WHAT THIS TASK INVOLVES — Extract all lines in the data that contain the word "adjustment".

Web page and app entries

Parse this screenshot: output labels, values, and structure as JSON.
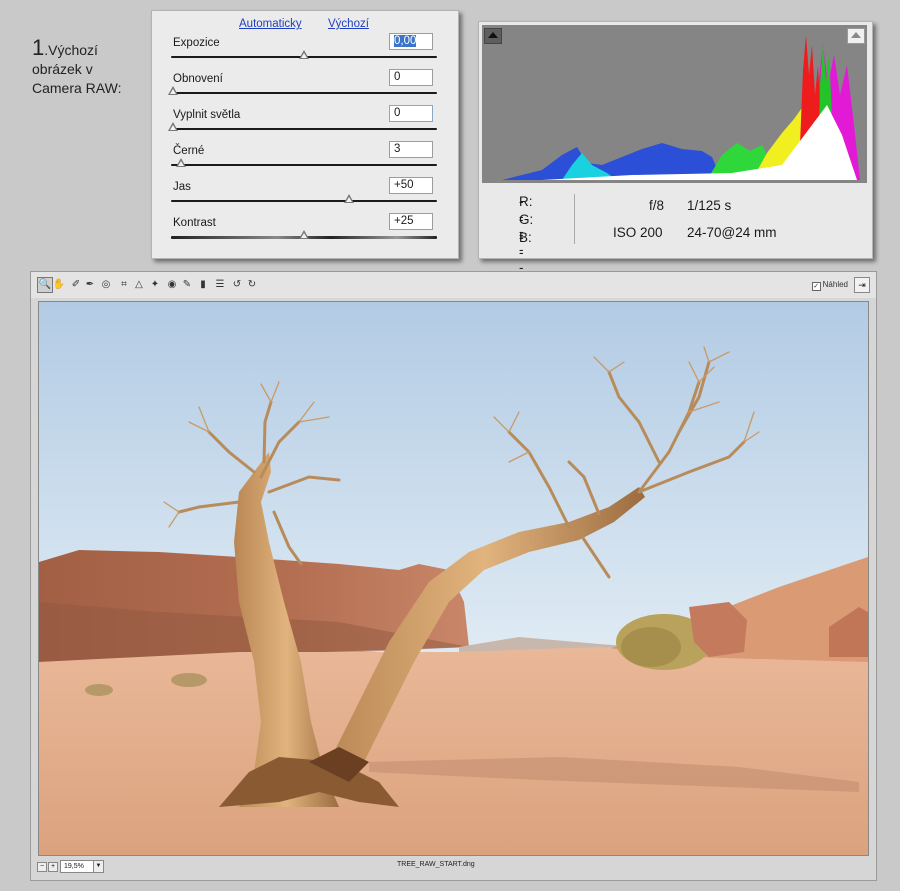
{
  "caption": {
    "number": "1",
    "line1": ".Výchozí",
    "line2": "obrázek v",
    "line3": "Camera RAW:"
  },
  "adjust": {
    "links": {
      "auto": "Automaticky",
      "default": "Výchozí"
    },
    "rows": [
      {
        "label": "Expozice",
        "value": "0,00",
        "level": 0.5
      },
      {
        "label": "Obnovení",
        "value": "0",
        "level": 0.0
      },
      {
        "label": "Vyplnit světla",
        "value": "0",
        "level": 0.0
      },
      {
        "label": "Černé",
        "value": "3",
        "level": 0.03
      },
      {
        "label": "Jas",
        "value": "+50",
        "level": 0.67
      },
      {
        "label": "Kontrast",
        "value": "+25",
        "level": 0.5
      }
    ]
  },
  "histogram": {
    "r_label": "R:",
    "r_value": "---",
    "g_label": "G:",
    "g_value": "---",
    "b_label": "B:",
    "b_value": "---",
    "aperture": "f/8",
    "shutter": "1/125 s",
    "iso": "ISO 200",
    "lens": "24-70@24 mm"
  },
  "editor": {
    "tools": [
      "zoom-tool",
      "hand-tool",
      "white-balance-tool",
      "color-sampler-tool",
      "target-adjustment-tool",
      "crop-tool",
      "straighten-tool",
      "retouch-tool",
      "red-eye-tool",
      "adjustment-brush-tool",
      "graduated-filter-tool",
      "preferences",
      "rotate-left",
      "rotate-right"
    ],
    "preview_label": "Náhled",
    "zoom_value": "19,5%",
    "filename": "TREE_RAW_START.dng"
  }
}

OUTPUT —
      "target-adjustment-tool",
      "adjustment-brush-tool",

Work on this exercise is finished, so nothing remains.